SALEM, Ala. (WTVM) - For most people across the Chattahoochee Valley, the last time there was a really good, soaking rain was at the end of August or early September. And for farms in the area, that can have big impacts on crops now, and for months to come.
For farmers, every year is a gamble.
“I’ve learned to be very frugal on the bad years,” said Rod Havens, of Blueberry Havens.
Garret Dixon, the owner and operator of Dixon Farms, agreed.
“It takes a lot of faith to put money in the ground every year and hope you get a return from it,” he said.
Havens’ blueberries did great this season.
“[It was] probably the best in about five years,” he said.
But this year is bringing some challenges to Dixon with his peanut crops.
“The Inverter, which digs up the peanuts, it will pull up large dirt clods," he said. "The drier the dirt, the larger the clods. It makes it harder to dig up the peanuts and you will have more crop loss.”
His cotton crops are also affected.
“I’m thinking it will be about 20 percent less than what we had last year,” Dixon said.
This is all because of a drought sweeping much of the southeastern United States.
Dixon said it’s been more than five weeks since they’ve had a good rain, and combine that with the recent temperatures around 15 degrees above average, it’s been a difficult combination for him.
Even if rain came now, with the crops almost done growing, the damage has been done.
“With the cotton, it would just delay us in getting the cotton picked,” he said.

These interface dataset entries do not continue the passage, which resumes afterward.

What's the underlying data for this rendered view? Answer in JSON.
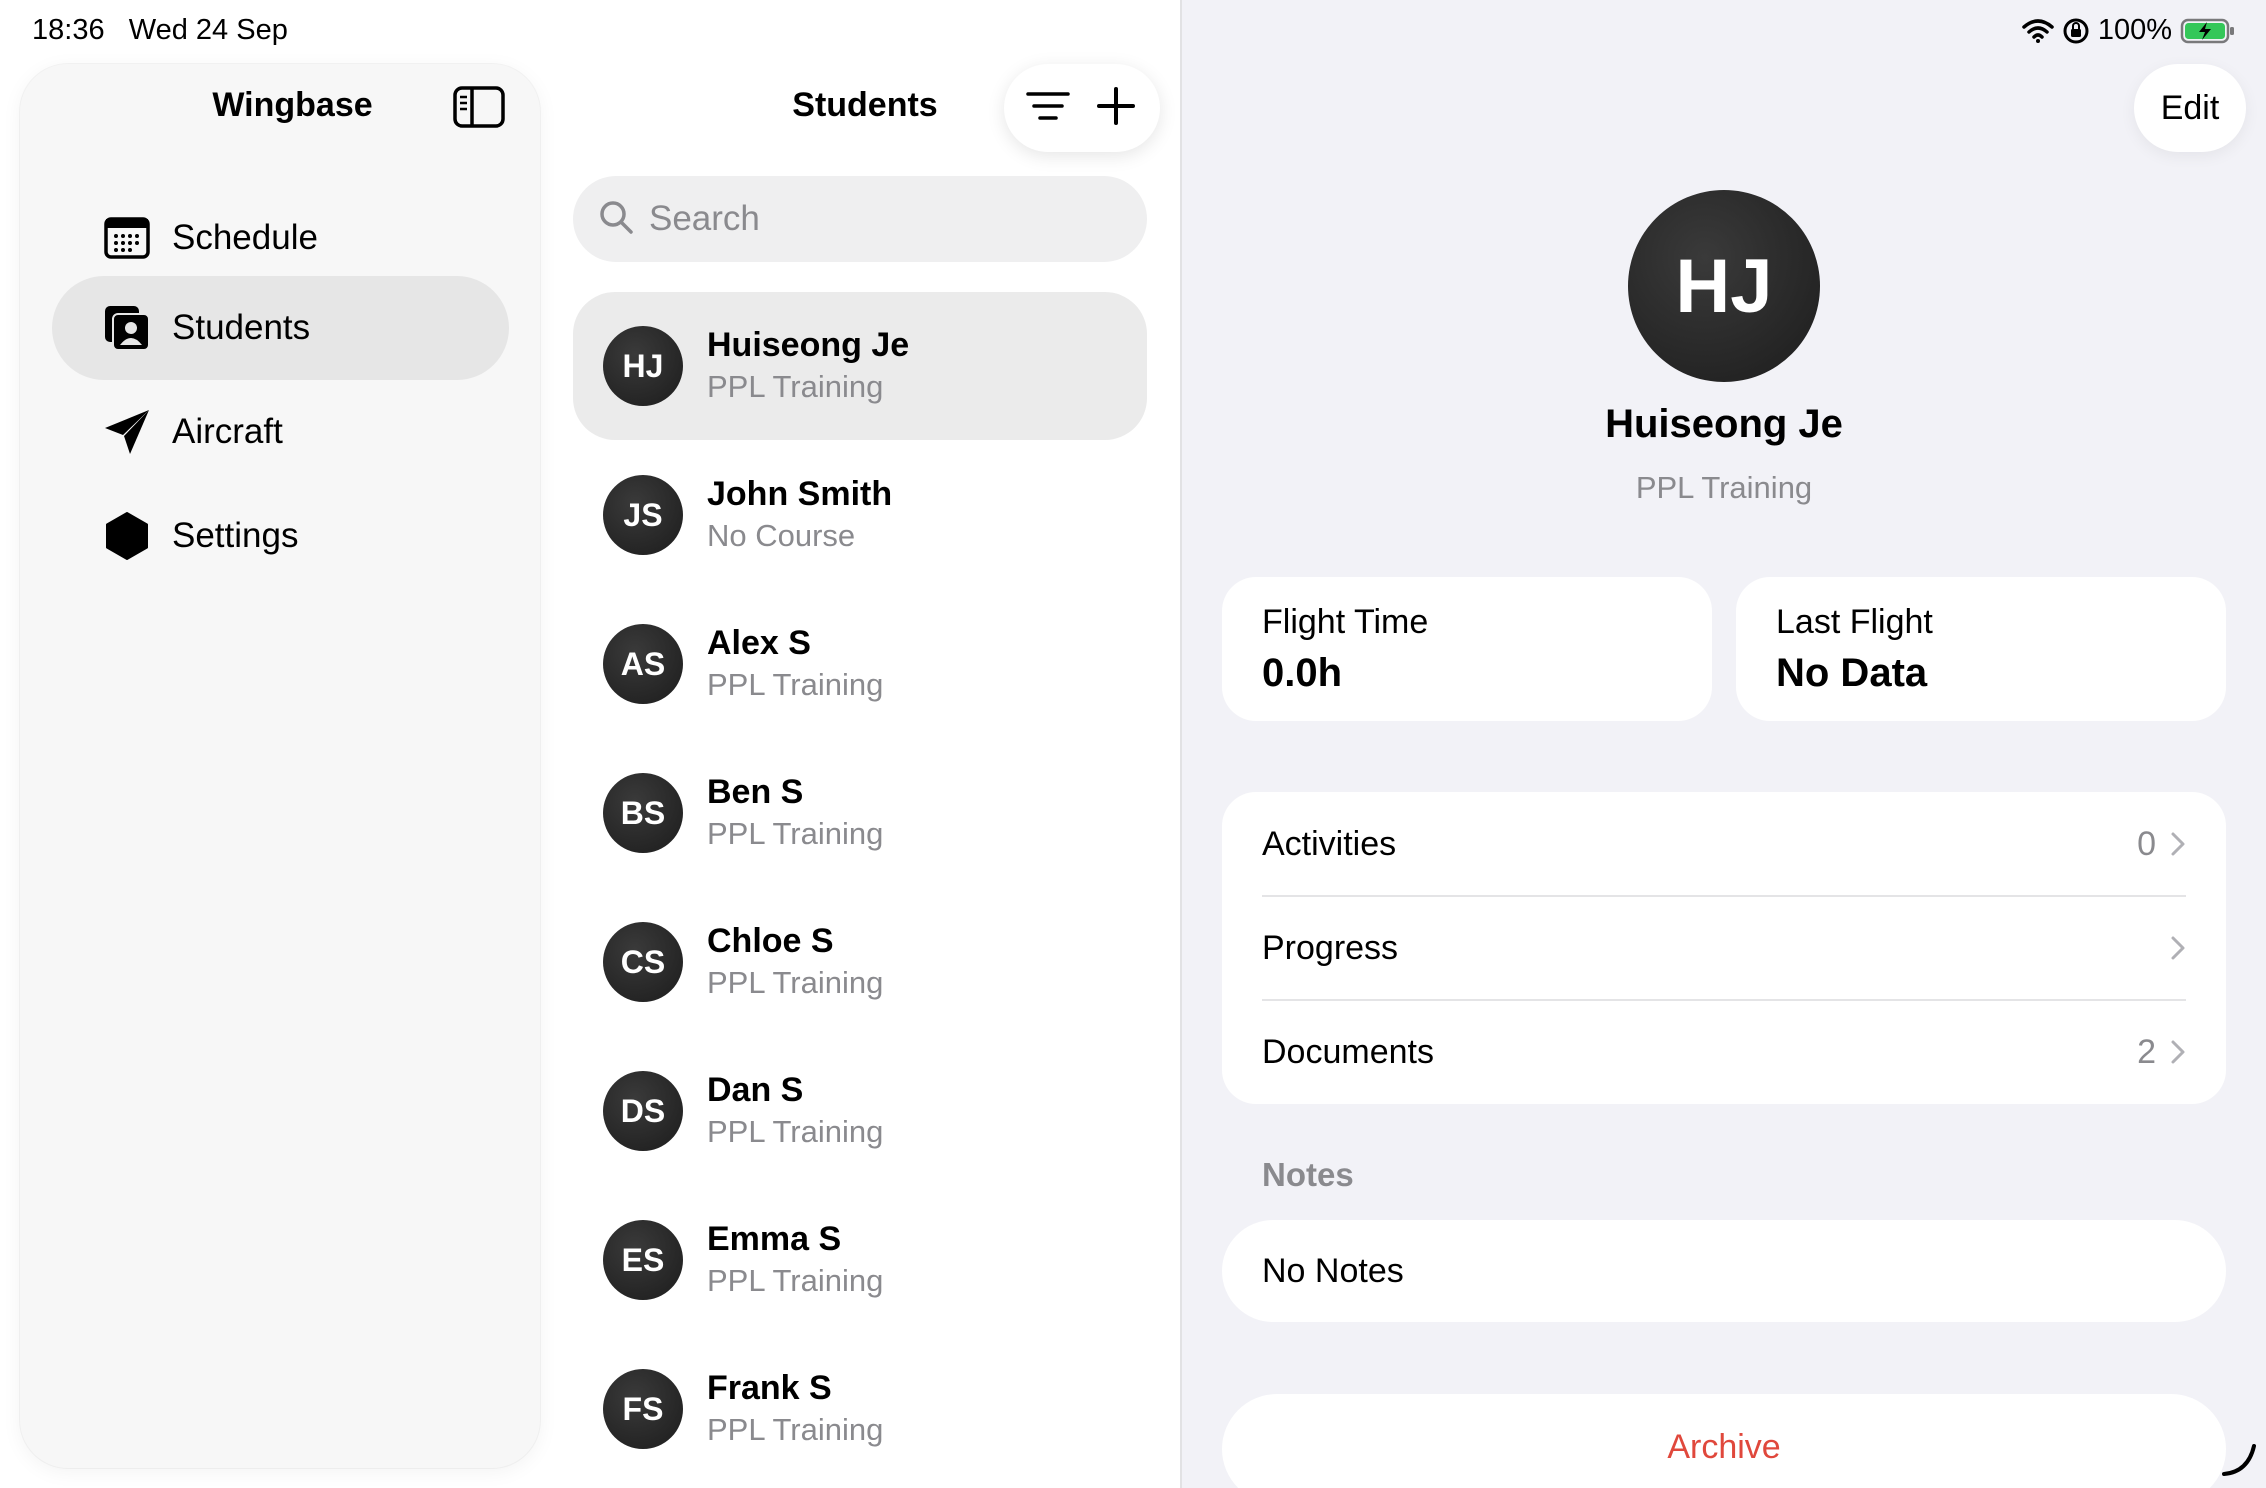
{
  "status_bar": {
    "time": "18:36",
    "date": "Wed 24 Sep",
    "battery": "100%",
    "battery_color": "#34c759"
  },
  "sidebar": {
    "title": "Wingbase",
    "toggle_icon": "sidebar-toggle-icon",
    "items": [
      {
        "label": "Schedule",
        "icon": "calendar-icon",
        "selected": false
      },
      {
        "label": "Students",
        "icon": "student-id-icon",
        "selected": true
      },
      {
        "label": "Aircraft",
        "icon": "paper-plane-icon",
        "selected": false
      },
      {
        "label": "Settings",
        "icon": "hexagon-icon",
        "selected": false
      }
    ]
  },
  "list": {
    "title": "Students",
    "search_placeholder": "Search",
    "students": [
      {
        "initials": "HJ",
        "name": "Huiseong Je",
        "course": "PPL Training",
        "selected": true
      },
      {
        "initials": "JS",
        "name": "John Smith",
        "course": "No Course",
        "selected": false
      },
      {
        "initials": "AS",
        "name": "Alex S",
        "course": "PPL Training",
        "selected": false
      },
      {
        "initials": "BS",
        "name": "Ben S",
        "course": "PPL Training",
        "selected": false
      },
      {
        "initials": "CS",
        "name": "Chloe S",
        "course": "PPL Training",
        "selected": false
      },
      {
        "initials": "DS",
        "name": "Dan S",
        "course": "PPL Training",
        "selected": false
      },
      {
        "initials": "ES",
        "name": "Emma S",
        "course": "PPL Training",
        "selected": false
      },
      {
        "initials": "FS",
        "name": "Frank S",
        "course": "PPL Training",
        "selected": false
      }
    ]
  },
  "detail": {
    "edit_label": "Edit",
    "initials": "HJ",
    "name": "Huiseong Je",
    "course": "PPL Training",
    "stats": [
      {
        "label": "Flight Time",
        "value": "0.0h"
      },
      {
        "label": "Last Flight",
        "value": "No Data"
      }
    ],
    "rows": [
      {
        "label": "Activities",
        "count": "0"
      },
      {
        "label": "Progress",
        "count": ""
      },
      {
        "label": "Documents",
        "count": "2"
      }
    ],
    "notes_header": "Notes",
    "notes_text": "No Notes",
    "archive_label": "Archive",
    "archive_color": "#e0483c"
  }
}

Havens and Dixon said no matter who you are, this drought is impacting you.
“When farmers are successful, it tends to benefit you too," Havens said. “[There’s] more variety, prices go down when there’s bountiful crops.”
Dixon emphasized the importance of agriculture in Alabama.

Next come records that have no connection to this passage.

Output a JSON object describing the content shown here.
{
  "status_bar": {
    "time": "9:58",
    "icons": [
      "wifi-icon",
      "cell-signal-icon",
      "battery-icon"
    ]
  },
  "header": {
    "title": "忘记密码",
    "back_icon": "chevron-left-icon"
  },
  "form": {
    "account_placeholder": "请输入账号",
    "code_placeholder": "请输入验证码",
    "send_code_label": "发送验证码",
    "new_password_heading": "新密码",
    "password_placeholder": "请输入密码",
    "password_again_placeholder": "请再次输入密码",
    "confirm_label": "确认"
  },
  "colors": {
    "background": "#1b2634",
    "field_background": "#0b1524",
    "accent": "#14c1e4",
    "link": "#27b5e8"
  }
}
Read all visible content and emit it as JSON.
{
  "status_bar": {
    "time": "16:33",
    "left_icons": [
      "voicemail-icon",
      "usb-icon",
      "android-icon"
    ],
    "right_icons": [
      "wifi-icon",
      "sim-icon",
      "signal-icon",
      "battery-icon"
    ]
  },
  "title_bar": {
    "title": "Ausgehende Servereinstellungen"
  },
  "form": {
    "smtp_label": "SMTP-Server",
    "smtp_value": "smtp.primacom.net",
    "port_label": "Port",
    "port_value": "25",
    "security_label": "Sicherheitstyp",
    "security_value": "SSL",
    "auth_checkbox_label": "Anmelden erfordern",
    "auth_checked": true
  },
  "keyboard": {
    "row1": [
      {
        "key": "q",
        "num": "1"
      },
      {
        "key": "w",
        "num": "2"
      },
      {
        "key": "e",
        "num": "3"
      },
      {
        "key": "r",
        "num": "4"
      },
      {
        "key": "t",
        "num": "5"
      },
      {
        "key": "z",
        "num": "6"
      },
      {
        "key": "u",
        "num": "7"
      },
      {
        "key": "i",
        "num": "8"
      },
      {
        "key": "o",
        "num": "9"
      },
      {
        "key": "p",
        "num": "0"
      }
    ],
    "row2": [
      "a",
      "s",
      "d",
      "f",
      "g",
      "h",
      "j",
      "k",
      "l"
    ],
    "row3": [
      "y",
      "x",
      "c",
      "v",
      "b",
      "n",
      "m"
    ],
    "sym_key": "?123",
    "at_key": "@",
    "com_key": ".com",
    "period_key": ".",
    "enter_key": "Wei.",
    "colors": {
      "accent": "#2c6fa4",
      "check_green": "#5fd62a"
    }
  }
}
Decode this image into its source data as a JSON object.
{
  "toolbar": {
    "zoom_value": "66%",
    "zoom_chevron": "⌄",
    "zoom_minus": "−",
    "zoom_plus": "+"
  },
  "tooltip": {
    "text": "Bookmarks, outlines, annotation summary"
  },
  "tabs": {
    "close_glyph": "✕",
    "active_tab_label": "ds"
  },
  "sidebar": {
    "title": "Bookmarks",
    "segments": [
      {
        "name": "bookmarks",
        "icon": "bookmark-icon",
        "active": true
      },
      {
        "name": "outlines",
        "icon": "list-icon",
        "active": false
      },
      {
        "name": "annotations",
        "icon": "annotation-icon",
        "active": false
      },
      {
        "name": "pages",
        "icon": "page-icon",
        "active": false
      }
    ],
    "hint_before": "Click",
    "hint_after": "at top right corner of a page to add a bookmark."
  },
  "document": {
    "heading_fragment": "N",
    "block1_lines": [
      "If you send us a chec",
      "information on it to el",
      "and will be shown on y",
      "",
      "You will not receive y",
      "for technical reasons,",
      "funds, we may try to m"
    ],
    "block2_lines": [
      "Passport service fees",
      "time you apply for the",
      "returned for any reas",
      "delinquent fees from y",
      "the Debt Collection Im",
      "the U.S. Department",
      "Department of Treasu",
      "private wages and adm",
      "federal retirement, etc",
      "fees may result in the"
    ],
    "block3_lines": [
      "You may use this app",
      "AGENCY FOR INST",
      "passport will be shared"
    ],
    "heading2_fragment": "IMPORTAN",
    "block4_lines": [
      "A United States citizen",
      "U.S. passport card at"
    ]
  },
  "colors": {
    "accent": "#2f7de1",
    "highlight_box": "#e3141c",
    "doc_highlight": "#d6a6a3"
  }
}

“Alabama agriculture provides the food and fiber that feeds and clothes the United States and the world," he said. "Everything you do throughout your day to day is directly related to agriculture.”
To help farmers, homeowners, and more navigate this drought, the Alabama Extension Office created this website.